Betting has mainly been fueled by the surge in legal sports betting, which in turn was boosted by the availability of legal online wagering. Sports betting rose by 51,9% in 2015 to R2,4-billion, five times the total of R478-million in 2011. Sports betting also overtook horse racing in 2015 to become the largest component of overall betting GGR at 54% of the total.
The growth in broadband penetration and the licensing of more online betting services will continue to propel sports betting. “In addition to the underlying growth in sports betting, international events such as the FIFA World Cup, the Rugby World Cup and the European Championship stimulate betting volumes,” adds Calicchio.
Horse racing GGR rose 8,8% in 2015, its largest gain during the past five years. Horse racing is expected to return to its pattern of low-single digit increases, averaging 3,2% compounded annually, to reach R2,4-billion in 2020.

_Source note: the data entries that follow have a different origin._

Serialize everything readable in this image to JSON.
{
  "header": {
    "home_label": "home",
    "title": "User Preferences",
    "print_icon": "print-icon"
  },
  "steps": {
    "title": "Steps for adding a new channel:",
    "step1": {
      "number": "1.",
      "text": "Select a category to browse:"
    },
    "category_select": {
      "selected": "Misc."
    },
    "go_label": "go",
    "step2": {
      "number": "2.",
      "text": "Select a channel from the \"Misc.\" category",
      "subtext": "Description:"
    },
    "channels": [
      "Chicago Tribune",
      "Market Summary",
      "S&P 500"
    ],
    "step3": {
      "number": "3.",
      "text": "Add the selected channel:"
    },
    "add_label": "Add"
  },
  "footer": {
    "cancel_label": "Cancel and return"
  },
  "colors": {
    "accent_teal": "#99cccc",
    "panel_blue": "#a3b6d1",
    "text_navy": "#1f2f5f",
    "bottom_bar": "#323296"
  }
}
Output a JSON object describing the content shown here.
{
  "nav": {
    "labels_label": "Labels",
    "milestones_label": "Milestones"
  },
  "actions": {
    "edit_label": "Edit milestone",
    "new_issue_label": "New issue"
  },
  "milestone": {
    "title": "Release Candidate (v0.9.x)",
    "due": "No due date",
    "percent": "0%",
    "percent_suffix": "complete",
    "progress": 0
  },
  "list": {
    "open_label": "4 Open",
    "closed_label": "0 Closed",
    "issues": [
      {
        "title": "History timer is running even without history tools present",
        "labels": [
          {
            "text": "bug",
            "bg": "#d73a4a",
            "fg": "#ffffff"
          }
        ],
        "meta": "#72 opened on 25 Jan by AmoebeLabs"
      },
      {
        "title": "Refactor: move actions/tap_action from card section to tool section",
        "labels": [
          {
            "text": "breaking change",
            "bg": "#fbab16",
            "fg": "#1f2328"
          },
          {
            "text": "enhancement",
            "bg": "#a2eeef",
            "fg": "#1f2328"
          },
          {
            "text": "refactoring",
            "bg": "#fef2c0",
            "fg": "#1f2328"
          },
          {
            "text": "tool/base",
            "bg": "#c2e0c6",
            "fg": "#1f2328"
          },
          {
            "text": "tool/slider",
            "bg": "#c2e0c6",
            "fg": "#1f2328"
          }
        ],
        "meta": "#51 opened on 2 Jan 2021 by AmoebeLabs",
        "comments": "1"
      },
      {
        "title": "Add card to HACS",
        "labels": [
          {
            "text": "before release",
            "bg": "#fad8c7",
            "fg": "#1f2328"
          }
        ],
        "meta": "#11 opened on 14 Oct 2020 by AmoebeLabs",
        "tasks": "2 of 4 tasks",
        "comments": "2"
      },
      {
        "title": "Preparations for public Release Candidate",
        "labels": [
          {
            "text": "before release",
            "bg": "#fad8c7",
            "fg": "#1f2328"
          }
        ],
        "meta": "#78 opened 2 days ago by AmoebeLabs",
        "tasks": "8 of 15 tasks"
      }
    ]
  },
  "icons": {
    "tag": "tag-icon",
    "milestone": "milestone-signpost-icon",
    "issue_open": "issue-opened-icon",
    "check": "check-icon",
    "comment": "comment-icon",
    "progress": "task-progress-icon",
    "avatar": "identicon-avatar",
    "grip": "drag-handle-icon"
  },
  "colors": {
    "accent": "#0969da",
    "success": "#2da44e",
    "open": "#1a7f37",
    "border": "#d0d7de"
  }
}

Betting remains a popular activity and growth is expected to remain robust over the next five years, increasing to R7,4-billion in 2020, with sports betting making up R5-billion of the estimated total.

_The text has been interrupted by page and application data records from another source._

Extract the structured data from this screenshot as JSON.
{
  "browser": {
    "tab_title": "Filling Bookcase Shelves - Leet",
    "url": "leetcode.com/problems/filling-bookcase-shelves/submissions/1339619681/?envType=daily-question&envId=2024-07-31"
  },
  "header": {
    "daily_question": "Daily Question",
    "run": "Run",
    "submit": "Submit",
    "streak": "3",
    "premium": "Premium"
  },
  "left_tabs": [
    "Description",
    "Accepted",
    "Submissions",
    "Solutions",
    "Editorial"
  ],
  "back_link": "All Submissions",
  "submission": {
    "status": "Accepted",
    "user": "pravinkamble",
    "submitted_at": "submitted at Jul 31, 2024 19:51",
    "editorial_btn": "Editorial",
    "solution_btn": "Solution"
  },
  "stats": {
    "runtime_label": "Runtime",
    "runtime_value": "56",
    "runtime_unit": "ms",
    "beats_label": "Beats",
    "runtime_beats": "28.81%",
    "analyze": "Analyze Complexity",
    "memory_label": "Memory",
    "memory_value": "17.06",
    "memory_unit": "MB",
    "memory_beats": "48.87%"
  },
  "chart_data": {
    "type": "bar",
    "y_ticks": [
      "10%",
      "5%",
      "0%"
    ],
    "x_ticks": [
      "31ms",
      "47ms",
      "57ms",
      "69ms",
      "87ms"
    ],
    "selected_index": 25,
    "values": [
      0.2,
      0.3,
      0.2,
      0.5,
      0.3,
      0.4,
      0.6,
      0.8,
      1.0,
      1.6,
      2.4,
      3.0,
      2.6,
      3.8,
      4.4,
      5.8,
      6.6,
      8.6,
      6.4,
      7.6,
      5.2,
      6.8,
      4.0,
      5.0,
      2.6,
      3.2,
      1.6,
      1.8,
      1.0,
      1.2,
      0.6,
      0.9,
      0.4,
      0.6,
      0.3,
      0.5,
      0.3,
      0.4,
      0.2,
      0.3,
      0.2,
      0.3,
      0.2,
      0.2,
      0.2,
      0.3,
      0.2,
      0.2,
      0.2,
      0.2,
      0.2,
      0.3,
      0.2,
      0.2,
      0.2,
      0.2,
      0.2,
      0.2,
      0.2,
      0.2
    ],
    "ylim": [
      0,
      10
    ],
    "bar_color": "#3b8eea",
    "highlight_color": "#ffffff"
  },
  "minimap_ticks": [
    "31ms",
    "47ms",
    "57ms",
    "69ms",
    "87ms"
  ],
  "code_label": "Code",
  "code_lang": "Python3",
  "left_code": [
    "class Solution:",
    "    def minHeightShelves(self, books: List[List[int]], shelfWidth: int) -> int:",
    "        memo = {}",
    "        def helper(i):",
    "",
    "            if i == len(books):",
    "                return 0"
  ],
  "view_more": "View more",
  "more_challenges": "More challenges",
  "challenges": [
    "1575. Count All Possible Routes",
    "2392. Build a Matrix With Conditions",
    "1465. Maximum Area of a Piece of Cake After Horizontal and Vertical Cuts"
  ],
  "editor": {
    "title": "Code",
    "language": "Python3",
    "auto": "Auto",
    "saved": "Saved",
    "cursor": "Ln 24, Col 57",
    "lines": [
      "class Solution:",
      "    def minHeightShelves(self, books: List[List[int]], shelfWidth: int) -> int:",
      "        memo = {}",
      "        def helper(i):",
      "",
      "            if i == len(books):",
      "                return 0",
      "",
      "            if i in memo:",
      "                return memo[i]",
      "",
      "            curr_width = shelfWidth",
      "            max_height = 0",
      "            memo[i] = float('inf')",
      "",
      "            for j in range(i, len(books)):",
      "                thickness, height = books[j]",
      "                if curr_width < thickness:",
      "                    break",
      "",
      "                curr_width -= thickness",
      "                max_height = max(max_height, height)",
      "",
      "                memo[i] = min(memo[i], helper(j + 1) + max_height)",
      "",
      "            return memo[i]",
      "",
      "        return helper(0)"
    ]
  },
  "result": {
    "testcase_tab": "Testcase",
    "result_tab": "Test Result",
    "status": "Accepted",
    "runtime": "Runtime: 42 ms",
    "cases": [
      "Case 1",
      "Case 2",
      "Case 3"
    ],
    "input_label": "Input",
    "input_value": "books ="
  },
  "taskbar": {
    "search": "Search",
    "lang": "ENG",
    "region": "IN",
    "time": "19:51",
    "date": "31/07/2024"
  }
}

LPMs, primarily located in bars, clubs and restaurants, accounted for 9% of GGR in 2015, the same share as in 2014. LPM GGR has grown at double-digit annual rates over the past five years, in part reflecting the introduction of new machines and new sites. The Western Cape had the largest LPM market in 2015 at R710-million of GGR, with Kwa-Zulu Natal next at R559-million. Gauteng ranked only third with a GGR of R419-million. For the forecast period as a whole, LPM GGR is projected to expand at a 7,7% compound annual rate to R3,4-billion in 2020, from R2,4-billion in 2015.

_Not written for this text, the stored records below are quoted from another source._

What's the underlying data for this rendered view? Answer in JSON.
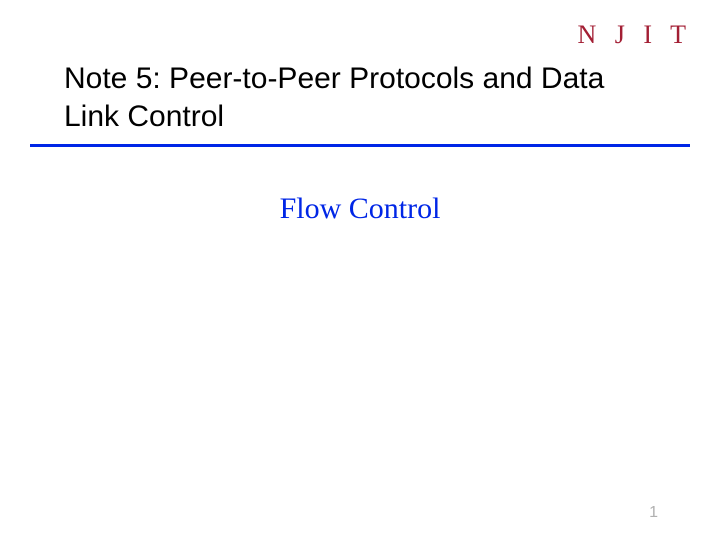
{
  "logo": "N J I T",
  "title": "Note 5: Peer-to-Peer Protocols and Data Link Control",
  "subtitle": "Flow Control",
  "pageNumber": "1"
}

Bingo is the smallest category, accounting for only 4% of total GGR in 2015, up from 3% in 2014 as GGR rose 27.5% in 2015. Gauteng remains the largest province in bingo with GGR at R591-million, 63% of the total. In the other provinces where bingo is available, GGR increased by 61% in 2015. Bingo was only recently introduced in Kwa-Zulu Natal and remained a small market in that province in 2015 at only R3-million. Electronic terminals have not yet been introduced in the Western Cape, Limpopo, Free State or Northern Cape.
For the forecast period as a whole, bingo GGR is projected to increase at an 11.7% compound annual rate, from R936-million in 2015 to R1,6-billion in 2020.
Lottery ticket sales have declined during the past three years by a cumulative 6%, including a 2,9% decline in 2015, reflecting growing competition from other legal gambling options and the effects of a slowing economy. A pick up in ticket sales is expected during 2017 and faster growth over the latter part of the forecast period as economic conditions improve. GGR is projected to increase at a 0,2% compound annual rate from R2,21-billion in 2015 to R2,23-billion in 2020.
“The gambling industry in South Africa will continue to be adversely affected in the near term by slower economic growth, but improving economic conditions over the latter part of the forecast period will boost spending at a faster pace. The industry remains an important contributor to the economy through the creation of jobs, continued capital expansion and the payment of taxes to both provincial and national government,” says Calicchio.